Tuesday, November 24, 2009

Canada's Ideological Divide, In a Nutshell

In Canada, it can be amazing how quickly a basic issue can quickly become clouded in the eyes of the common ideologue.

Sad as it may seem, the Conservative Party's recently-announced anti-child porn legislation is one of those examples.

But issues like this are also an opportunity for Canadians to examine Canada's ideological divide for precisely what it is. In this case, one has the opportunity to examine where each particular ideological camp has situated themselves.

Naturally, both CTV and CBC have reported on the matter. But what's even more interesting than the story itself are some of the reactions to it.

Some Canadians, bizarrely enough, are somehow opposed to these efforts to curb child pornography. The comments section of the story offered by both CTV and CBC have offered not only these individuals an opportunity to voice their opinion on the matter, but through a thumbs up/thumbs down system, have allowed other readers to give an opinion on each readers comments.

Consider the following comment from the story, as posted on the CBC website:It isn't hard to begin unraveling some of the problems with this particular reader's comments.

First off, there's only a certain extent to which proxies and encryptions can protect any particular individual from identification. And while an wifi connection could certainly be hijacked for the purpose of locating and downloading child pornography, an accused individual could quite quickly be cleared through something so simple as an examination of their computer's hard drive.

(There are, naturally, privacy concerns related to police searches of a computer hard drive that may not be sufficiently covered by current legislation, and may require further legislation. That, by its own merit, is actually a rather fair argument.)

As anyone can see, this particular comment was given 22 "thumbs up" (individuals agreeing with the comment), compared to only two "tumbs down" (individuals disagreeing with the comment).

So on that note, it's interesting to see how a dissenting opinion is treated by CBC readers:Certainly, no one is obligated to agree with this particular reader. But it's worth noting that very few Canadians have anything to hide in this particular matter.

The legislation in question isn't an attempt to restrict the civil liberties of Canadians. It's an effort to shut down criminal activity that, by its very nature, preys upon children.

Not that commenters like this one, from CTV, will understand this:Surely, almost all Canadians recognize that child pornography is not a matter of "artistic expression", and that the exploitation of children has no "artistic merit".

That is a basic, fundamental truth that simply requires no explanation. This comment was treated with the amount of merit it deserves -- it received 100 "thumbs down" votes to an inexplicable seven "thumbs up" votes.

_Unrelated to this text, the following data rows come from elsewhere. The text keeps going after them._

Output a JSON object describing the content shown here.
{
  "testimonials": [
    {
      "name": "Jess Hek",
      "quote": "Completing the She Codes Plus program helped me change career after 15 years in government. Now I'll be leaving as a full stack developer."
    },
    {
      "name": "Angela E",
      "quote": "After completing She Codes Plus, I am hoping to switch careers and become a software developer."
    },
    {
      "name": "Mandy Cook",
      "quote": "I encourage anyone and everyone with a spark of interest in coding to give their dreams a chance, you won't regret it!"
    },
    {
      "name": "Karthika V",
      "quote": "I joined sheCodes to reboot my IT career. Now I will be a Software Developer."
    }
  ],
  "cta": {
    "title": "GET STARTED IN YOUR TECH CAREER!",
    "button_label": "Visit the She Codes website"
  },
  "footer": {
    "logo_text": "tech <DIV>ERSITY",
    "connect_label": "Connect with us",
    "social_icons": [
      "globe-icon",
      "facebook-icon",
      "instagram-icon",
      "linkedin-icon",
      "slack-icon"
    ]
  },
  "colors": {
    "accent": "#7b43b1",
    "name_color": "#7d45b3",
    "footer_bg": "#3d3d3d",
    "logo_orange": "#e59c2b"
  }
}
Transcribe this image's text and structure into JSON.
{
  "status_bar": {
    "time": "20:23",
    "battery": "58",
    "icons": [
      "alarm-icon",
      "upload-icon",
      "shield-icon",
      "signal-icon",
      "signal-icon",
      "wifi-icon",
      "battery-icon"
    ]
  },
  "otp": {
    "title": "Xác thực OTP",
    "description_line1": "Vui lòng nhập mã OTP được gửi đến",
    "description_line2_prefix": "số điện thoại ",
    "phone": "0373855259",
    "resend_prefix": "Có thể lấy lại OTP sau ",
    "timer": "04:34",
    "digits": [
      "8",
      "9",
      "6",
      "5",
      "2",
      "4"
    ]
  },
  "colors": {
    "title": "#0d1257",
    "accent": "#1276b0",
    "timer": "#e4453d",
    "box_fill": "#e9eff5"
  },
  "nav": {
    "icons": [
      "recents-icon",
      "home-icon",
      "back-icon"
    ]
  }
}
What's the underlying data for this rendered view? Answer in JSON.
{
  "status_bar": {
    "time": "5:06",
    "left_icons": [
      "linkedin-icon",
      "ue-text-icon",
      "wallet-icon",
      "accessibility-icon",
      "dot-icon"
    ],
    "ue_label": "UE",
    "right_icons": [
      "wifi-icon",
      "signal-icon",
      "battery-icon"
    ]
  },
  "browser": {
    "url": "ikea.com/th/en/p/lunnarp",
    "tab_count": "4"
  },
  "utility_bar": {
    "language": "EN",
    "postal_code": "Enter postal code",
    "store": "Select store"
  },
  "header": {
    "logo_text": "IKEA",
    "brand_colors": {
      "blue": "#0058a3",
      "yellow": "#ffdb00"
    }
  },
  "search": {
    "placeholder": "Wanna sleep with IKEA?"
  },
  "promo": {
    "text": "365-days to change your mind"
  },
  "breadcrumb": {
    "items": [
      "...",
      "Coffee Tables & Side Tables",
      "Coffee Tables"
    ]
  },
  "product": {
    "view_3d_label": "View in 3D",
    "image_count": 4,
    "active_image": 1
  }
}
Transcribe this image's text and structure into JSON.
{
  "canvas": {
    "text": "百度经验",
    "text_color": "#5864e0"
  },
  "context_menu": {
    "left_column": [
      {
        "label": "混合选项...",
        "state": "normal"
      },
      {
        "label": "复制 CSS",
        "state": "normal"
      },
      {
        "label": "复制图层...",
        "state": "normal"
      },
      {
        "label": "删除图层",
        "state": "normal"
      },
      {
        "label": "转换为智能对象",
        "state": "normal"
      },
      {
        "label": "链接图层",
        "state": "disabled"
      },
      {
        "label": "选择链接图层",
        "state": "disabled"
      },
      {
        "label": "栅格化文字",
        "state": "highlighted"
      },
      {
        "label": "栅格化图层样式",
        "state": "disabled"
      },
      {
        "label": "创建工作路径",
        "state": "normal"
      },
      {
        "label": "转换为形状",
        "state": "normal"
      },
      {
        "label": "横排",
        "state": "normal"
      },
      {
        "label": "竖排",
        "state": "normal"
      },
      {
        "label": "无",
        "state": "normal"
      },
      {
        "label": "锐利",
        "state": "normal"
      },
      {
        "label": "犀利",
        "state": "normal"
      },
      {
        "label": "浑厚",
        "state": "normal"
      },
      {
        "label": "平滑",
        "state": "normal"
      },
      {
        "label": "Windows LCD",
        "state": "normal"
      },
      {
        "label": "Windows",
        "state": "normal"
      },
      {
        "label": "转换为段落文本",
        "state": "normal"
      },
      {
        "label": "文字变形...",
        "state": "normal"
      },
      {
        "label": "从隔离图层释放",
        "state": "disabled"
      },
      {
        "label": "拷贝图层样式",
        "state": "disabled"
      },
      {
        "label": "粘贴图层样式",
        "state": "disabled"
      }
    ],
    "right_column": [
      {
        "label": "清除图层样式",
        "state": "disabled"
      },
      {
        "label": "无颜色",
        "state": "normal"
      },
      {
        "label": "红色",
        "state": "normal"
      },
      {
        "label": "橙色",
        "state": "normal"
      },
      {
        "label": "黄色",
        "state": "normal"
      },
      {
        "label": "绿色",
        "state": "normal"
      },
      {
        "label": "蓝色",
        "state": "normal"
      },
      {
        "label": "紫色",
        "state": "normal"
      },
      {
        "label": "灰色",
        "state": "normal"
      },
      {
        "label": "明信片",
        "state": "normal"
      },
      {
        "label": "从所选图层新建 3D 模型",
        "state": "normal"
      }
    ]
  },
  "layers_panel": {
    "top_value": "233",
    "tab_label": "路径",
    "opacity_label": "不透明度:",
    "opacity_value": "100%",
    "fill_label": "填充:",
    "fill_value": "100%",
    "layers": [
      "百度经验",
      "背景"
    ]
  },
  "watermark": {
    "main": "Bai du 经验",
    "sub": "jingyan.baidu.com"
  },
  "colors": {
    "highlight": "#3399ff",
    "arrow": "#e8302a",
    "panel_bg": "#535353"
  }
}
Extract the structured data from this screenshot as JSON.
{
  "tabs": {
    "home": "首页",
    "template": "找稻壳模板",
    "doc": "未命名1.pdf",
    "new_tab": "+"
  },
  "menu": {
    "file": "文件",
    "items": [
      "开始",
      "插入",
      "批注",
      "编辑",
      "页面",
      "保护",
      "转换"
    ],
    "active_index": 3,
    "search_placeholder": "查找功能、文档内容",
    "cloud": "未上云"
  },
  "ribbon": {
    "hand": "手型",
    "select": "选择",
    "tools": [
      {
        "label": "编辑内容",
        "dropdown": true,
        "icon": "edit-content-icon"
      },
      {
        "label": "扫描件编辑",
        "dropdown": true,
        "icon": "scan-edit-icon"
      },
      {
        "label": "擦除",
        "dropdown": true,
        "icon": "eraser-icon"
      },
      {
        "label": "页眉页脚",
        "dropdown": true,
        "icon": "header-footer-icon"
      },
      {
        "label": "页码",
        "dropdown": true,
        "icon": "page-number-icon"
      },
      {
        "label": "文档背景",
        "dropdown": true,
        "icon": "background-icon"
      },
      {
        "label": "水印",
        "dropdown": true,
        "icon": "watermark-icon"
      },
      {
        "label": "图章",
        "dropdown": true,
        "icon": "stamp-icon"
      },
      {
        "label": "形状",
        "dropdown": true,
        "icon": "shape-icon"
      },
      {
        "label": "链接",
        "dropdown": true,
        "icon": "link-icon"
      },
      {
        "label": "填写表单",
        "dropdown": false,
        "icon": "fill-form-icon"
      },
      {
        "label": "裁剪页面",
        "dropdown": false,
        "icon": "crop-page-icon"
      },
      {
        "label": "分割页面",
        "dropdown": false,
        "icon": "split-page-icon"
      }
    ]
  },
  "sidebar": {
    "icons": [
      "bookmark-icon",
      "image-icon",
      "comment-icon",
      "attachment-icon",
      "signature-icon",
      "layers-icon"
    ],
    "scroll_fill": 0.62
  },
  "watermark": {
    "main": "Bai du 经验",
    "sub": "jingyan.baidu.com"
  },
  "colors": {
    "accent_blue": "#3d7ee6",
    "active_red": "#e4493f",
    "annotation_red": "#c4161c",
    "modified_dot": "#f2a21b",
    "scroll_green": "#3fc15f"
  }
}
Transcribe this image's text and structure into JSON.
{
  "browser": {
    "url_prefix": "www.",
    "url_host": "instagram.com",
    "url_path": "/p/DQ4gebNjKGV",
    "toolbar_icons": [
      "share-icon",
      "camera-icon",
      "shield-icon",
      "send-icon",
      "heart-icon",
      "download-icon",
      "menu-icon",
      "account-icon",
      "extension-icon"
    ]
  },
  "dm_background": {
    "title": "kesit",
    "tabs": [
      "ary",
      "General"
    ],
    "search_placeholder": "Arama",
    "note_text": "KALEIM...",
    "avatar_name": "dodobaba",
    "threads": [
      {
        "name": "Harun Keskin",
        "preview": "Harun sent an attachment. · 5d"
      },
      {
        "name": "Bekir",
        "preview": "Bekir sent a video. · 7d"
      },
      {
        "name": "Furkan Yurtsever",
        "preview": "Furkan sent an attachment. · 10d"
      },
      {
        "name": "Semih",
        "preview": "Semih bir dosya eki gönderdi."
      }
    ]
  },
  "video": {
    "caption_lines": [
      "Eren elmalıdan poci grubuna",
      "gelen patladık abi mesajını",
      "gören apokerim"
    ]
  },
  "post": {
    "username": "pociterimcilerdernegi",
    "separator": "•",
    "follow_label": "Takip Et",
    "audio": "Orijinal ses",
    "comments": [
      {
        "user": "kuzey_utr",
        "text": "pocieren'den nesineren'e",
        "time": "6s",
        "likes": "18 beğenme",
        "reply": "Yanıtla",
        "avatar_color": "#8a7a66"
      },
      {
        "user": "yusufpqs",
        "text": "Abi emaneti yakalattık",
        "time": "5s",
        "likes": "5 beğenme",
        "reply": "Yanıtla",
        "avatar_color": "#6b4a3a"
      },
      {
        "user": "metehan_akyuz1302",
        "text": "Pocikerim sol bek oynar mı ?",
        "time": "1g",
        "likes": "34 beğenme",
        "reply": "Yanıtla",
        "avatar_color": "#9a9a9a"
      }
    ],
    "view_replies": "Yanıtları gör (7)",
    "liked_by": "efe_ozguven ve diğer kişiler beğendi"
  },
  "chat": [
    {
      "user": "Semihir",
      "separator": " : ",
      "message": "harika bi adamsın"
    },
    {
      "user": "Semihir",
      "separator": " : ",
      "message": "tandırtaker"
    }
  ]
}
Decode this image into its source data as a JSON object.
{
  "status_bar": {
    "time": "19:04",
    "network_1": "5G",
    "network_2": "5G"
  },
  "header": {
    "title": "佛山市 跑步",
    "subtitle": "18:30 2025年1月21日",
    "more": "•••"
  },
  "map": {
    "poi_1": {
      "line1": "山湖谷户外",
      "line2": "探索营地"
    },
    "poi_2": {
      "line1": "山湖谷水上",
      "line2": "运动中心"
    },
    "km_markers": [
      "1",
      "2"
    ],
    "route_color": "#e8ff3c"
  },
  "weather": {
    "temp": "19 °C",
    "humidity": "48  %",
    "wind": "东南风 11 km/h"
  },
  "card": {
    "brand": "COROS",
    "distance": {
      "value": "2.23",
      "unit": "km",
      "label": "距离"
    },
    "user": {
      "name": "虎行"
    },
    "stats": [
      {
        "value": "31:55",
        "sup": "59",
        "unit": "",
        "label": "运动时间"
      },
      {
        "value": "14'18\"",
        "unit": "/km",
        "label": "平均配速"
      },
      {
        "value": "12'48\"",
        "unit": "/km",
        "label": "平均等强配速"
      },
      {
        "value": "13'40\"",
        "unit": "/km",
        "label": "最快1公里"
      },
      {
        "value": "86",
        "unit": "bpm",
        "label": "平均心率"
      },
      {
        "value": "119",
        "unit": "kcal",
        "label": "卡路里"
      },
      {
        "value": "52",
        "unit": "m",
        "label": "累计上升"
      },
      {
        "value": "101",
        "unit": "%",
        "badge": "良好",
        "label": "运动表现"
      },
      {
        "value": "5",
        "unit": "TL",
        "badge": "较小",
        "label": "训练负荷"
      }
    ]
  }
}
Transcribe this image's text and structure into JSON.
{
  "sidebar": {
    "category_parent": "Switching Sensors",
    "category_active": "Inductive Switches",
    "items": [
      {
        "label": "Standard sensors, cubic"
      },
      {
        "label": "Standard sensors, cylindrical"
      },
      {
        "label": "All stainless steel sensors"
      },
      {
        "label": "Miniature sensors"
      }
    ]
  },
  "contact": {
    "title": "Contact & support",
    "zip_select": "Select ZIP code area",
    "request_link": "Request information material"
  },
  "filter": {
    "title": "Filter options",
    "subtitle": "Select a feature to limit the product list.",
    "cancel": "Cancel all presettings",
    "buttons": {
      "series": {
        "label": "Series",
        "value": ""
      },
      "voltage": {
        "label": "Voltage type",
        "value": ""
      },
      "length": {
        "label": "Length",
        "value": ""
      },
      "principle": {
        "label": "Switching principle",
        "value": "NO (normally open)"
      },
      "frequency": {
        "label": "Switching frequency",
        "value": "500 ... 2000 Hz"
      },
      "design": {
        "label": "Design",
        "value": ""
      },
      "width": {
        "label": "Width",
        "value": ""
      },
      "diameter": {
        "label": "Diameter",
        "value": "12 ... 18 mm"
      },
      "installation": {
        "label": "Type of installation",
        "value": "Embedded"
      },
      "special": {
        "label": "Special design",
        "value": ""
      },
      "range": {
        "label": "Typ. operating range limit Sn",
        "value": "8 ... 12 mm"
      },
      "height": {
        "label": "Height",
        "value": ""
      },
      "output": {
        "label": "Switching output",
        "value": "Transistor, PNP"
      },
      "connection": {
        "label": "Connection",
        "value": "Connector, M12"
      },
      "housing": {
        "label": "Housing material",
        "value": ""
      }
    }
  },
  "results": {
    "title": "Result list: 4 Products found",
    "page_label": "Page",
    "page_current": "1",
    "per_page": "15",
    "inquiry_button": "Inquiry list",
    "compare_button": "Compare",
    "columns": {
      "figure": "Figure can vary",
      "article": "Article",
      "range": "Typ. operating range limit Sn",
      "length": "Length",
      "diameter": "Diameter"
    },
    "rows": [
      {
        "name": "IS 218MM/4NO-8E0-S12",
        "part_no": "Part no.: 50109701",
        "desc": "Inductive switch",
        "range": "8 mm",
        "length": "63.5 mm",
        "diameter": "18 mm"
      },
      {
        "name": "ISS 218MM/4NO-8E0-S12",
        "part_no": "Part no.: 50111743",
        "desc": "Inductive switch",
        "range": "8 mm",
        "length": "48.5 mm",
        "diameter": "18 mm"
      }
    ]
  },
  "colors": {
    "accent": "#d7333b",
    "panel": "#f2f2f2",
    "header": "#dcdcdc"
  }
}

Closer to the mark is this reader, who simply pointed out that child pornography is actually a non-partisan (if not a non-ideological) issue:This comment received 44 "thumbs up" votes to a mere three votes down.

Sadly, not everyone will agree that this is a non-partisan issue. The Conservative Party's 2004 attack on Paul Martin is frankly hard to forget.

It will certainly be interesting to see how the House of Commons votes on this issue. To anyone with an ounce of sense, it isn't hard to figure out that this is a bill that should pass unanimously (with fools like Libby Davies in the Commons, it's hard to say if it will).

Whether or not Canadians can put petty politics aside long enough for the bill to pass is another matter entirely.


  1. The problem with some people's notion of freedom is that they don't have a notion of limits. Freedom has to be considered in a philosophical/moral context. The problem is, we've so accepted moral relativism that we can't even stand up for truth when the answer (and exploitation is obvious).

    The "artistic" expression of child sexuality is just not something that should be allowed to be promoted. Little kids do not have the power to fight back, and we adults have to protect them.

  2. I wouldn't make the argument that there are no fundamental or universal truths. I believe there are some. I don't believe that I know what many of them are.

    The necessity of protecting children from sexual exploitation, however, is one fundamental truth about which I have absolutely no doubt.

    I don't think this legislation is perfect. I think that there needs to be mechanisms in place to protect people who may or may not be falsely accused, and mechanisms in place to ensure that the invasion of privacy is limited only to the matter at hand.

    But with those things aside -- issues which can be solved with amendments to this legislation, and with further legislation -- I think this legislation will be good.

    It's unfortunate that some people can't put their partisan or ideological differences aside in order to do this. Moreover, for the first time I really am convinced that Canada's ideological divide has crystalized partially around these two particular news networks.


Post your comments, and join the discussion!

Be aware that spam posts and purile nonsense will not be tolerated, although purility within constructive commentary is encouraged.

All comments made by Kevron are deleted without being read. Also, if you begin your comment by saying "I know you'll just delete this", it will be deleted. Guaranteed. So don't be a dumbass.